═══ MATERIAL PROVIDED ═══

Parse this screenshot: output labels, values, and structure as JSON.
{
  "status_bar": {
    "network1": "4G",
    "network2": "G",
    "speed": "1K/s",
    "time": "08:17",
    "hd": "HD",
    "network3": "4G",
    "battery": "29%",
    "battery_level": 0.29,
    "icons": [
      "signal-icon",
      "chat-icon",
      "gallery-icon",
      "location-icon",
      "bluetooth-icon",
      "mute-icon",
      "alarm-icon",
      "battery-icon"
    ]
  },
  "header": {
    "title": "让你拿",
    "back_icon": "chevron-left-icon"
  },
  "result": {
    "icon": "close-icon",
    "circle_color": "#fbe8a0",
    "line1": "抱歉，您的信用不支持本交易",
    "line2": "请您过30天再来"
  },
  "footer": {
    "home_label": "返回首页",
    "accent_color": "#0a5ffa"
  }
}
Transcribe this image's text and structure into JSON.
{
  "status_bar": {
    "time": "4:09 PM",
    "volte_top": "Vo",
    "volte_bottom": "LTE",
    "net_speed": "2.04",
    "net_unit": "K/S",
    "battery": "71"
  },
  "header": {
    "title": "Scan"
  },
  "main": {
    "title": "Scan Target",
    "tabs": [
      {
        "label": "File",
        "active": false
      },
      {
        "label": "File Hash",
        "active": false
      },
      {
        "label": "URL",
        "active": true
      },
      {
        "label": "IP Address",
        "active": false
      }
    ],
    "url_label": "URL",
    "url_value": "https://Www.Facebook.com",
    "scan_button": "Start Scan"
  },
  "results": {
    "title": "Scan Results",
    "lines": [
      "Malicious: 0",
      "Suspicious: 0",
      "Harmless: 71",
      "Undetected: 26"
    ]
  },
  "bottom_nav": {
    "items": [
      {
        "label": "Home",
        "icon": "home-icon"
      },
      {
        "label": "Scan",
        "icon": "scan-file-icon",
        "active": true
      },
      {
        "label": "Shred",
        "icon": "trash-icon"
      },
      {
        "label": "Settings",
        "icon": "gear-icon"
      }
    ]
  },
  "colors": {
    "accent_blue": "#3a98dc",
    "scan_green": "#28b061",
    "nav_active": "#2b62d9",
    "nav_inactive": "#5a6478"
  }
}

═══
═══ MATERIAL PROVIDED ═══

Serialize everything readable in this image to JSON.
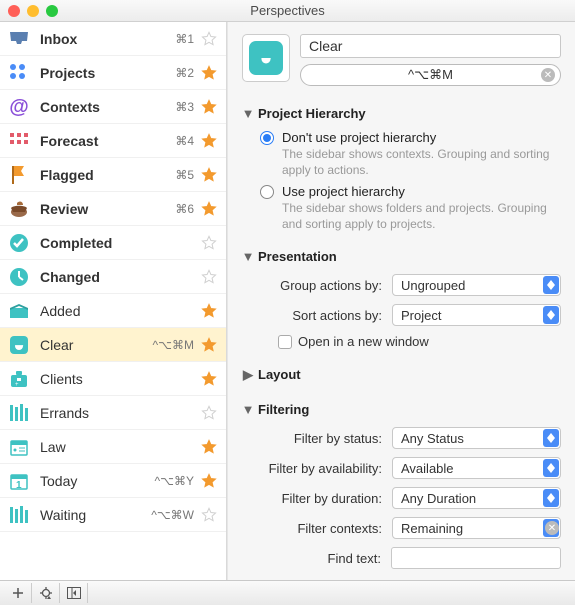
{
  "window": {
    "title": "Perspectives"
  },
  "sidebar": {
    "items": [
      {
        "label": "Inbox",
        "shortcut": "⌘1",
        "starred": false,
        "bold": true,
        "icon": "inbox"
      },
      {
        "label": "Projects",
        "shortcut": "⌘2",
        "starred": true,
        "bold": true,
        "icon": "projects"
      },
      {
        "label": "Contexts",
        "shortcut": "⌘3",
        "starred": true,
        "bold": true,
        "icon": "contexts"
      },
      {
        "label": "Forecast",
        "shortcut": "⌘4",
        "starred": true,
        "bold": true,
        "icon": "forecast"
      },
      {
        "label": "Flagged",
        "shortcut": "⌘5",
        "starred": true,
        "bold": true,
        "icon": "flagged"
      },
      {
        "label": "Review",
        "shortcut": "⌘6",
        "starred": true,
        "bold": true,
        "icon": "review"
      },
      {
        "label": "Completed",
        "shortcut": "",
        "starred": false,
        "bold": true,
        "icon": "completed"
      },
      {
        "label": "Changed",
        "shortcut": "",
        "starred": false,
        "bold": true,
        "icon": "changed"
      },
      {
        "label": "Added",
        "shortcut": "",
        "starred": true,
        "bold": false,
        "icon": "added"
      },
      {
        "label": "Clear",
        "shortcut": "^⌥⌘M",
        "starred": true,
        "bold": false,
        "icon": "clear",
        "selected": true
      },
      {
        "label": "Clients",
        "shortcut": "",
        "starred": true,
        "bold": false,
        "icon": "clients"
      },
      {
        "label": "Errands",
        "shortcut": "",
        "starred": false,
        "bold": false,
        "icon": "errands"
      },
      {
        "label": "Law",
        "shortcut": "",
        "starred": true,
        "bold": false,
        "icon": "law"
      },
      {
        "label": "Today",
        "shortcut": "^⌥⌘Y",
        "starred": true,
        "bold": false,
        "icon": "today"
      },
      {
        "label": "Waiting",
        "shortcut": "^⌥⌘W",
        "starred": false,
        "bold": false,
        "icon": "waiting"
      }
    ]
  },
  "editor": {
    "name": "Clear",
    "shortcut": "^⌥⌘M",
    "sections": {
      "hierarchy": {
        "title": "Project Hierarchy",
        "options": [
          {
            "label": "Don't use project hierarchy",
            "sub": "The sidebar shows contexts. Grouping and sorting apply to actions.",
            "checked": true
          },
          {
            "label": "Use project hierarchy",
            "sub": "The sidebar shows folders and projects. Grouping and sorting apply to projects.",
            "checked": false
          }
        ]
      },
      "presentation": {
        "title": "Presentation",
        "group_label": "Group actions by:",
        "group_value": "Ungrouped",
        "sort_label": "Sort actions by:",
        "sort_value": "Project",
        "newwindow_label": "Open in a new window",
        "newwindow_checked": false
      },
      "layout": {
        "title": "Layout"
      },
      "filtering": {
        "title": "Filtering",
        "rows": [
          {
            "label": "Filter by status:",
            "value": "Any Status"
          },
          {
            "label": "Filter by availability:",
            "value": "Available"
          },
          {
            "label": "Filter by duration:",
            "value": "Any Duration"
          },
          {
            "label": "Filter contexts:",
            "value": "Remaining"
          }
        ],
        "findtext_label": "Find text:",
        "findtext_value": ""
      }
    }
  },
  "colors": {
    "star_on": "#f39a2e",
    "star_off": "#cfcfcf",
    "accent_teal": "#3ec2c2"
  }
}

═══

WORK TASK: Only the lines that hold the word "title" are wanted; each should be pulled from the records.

RESPONSE AREA:
    "title": "让你拿",
    "title": "Scan"
    "title": "Scan Target",
    "title": "Scan Results",
    "title": "Perspectives"
        "title": "Project Hierarchy",
        "title": "Presentation",
        "title": "Layout"
        "title": "Filtering",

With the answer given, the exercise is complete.